The deed includes the specifics of the buyer and seller involved in the transaction. Let’s say Tim, who is the only titleholder, is selling a home to Lisa and Ann, who are both listed on the loan application to buy the property. In this case, Tim is considered the grantor, and Lisa and Ann are the grantees, Erwin says.
“In addition to being executed by the grantor, a deed must comply with state statutory requirements in order to be valid,” Erwin says, “and it must be recorded in the public records of the county where the property is located. Once a deed has been recorded, it becomes part of what is referred to as the ‘chain of title’ — the ownership record.”
All those recorded deeds aren’t identical, though. There are different types of deeds that can be used in real estate transactions:

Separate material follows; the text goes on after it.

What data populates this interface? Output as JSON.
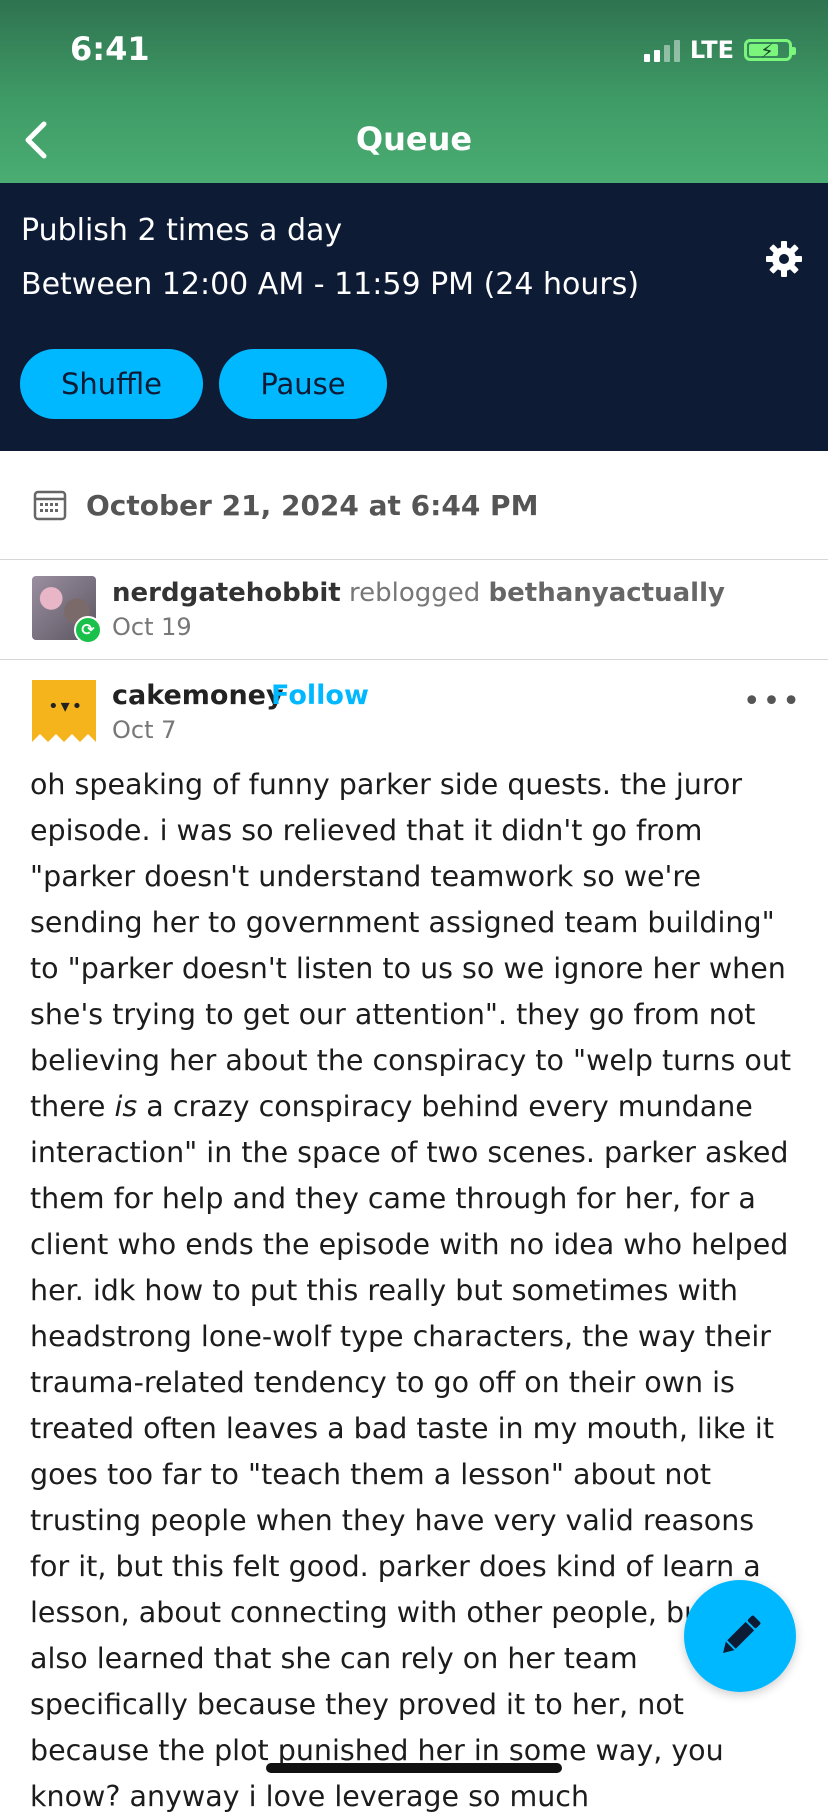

- General warranty deed: If you’re buying a home, this is the type of deed you want to receive. It guarantees that there are no outstanding liens, debts or other red flags on the home from any point in time, and if any of those issues do come up, you’ll have no legal responsibility to handle them.
- Special warranty deed: This is also known as a limited warranty deed because it limits the legal liabilities for the seller. Let’s say that Tim owned the property from 2012 through 2021. With a special or limited warranty deed, Tim guarantees that there are no outstanding liens or issues from that period of ownership. If any issues from before that period arise, Tim is off the hook.
- Interspousal transfer deed: These deeds are often used in divorce cases when the deed to the home was previously in both spouses’ names and ownership needs to be transferred to just one of them.
- Quitclaim deed: A quitclaim deed doesn’t offer any legal recourse if issues with the property do arise. It’s often used between two known parties, such as a parent who wants to transfer ownership to a child.
- Bargain and sale deed: This is a simple deed that states that the person selling the property holds the title to the property. That’s it — there are no other protections from claims about past ownership or debts against the property.
When comparing a deed vs. title, you’re likely going to have to pay for more fees associated with the title. This might seem odd: If the title isn’t a physical thing, why are you paying for it?
Because you need to make sure you have full rights to the property.
First, you’ll need to pay for a title search, which can cost between $75 and $100. This is when a title company or attorney combs through property records to look for any signs of potential trouble with the home’s ownership. Did a past owner fail to pay property taxes? Is there an unresolved property line dispute? Did a divorce case between past owners fail to fully resolve ownership at the time?
Think of the title search the way you might review a report of past incidents if you’re buying a used car: You want to know about anything that will give you pause before handing over a check.
Even if the search comes back with a clear title, you’ll also need to pay for title insurance if you’re taking out a mortgage. That’s because most lenders require borrowers to pay for a lender’s title insurance policy to protect their financial interest. This one-time expense is part of your closing costs, and the price is typically between 0.5 percent and 1 percent of the total cost of the home. So, if you’re buying a $250,000 home, title insurance could cost you between $1,250 and $2,500.
You also have the option to buy owner’s title insurance that will protect you in the event of a claim against the property. This might sound like a lot of insurance coverage, but with your home likely the most valuable asset you own, it can be worth it for the peace of mind in an unexpected situation. An heir of a previous owner can claim ownership to your home, for example, or someone could steal your identity and take out a second mortgage on the property.
The deed vs. title comparison might not seem very different, but it’s important to understand the nuances of each. Here are more key mortgage terms to know as you go through the process of buying a home and applying for a loan.